Lymphoblastic lymphoma is a type of non-Hodgkin lymphoma, a cancer in the lymphatic system. The lymphatic system is part of the immune system, and functions to fight disease and infections. Most cases of lymphoblastic lymphoma involve the T-cells in the thymus, and usually become evident with a mass in the chest and swollen lymph nodes.
Children with lymphoblastic lymphoma are treated through the Lymphoma Program (part of the Hematologic Malignancy Center) at Dana-Farber/Boston Children's Cancer and Blood Disorders Center. Our multidisciplinary approach to care ensures thoughtful discussion of every treatment decision and individualized care plans for each patient. Our team integrates expertise from the following specialists:
What causes lymphoblastic lymphoma?
The specific cause of non-Hodgkis lymphoma is unclear. Some theories include:
Is lymphoblastic lymphoma common?
Lymphoblastic lymphoma accounts for about 35 percent of lymphomas in children. It's most common in teenagers; boys are affected twice as often as girls. Non-Hodgkin lymphoma as a group is the third most common childhood cancer. More specifically, non-Hodgkin lymphoma:
What are the symptoms of lymphoblastic lymphoma?
The disease can progress quickly from a few days to a few weeks. Your child can go from otherwise healthy to having multi-system involvement in a short time period. While symptoms may vary child-to-child, the most common include:
How does a doctor diagnose lymphoblastic lymphoma?
Diagnostic procedures for lymphoblastic lymphoma are used to determine the exact type of tumor your child has and whether the tumor has spread. These may include a:
Treatments for lymphoblastic lymphoma may involve a combination of therapies including:
Surgery usually plays a limited role in the treatment of lymphoma. In some instances, a child may need to have a tumor removed. This may be the case if, for example, the tumor compresses the airway and/or the heart and major vessels. Surgery in this area may entail considerable risk, and must be carefully orchestrated between the surgeon, oncologist and anesthesiologist.
Our doctors use precisely targeted and dosed radiation therapy to kill cancer cells left behind after your child's surgery.
Chemotherapy is a drug that interferes with the cancer cell's ability to grow or reproduce.
While chemotherapy can be quite effective in treating certain cancers, the agents do not differentiate normal healthy cells from cancer cells. Because of this, there can be many adverse side effects during treatment. Being able to anticipate these side effects can help the care team, parents, and child prepare, and, in some cases, prevent these symptoms from occurring, if possible.

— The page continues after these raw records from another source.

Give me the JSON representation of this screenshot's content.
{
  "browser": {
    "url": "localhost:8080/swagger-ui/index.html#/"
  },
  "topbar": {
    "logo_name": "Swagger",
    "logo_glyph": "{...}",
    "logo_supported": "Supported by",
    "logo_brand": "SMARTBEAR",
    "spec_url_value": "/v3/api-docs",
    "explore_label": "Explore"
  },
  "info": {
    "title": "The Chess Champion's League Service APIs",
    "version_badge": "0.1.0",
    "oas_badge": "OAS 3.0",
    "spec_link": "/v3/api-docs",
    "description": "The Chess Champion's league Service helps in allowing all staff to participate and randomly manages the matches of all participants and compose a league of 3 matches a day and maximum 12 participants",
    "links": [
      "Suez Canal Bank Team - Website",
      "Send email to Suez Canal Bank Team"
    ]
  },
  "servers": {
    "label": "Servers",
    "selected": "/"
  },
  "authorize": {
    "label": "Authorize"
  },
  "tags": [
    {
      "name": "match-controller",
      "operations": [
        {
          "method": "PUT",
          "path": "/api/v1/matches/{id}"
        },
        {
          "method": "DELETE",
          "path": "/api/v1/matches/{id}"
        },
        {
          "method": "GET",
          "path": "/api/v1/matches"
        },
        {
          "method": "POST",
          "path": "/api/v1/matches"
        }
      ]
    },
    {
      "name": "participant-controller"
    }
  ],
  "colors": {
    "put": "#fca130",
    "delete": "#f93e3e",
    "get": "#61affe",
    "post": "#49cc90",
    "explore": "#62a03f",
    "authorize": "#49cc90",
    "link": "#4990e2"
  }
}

Chemotherapy is systemic treatment, meaning it is introduced to the bloodstream and travels throughout the body to kill cancer cells. Chemotherapy can be given:
Our treatment includes therapies to prevent and treat infections, side effects of treatments, and complications, and to keep your child comfortable during treatment.
After treatment is over, children treated for lymphoblastic lymphoma should visit a pediatric cancer survivorship clinic every year to:
A typical follow-up visit may include some or all of the following:
Through the David B. Perini, Jr. Quality of Life Clinic at Dana-Farber Cancer Institute, childhood cancer survivors receive a comprehensive follow-up evaluation from their cancer care team.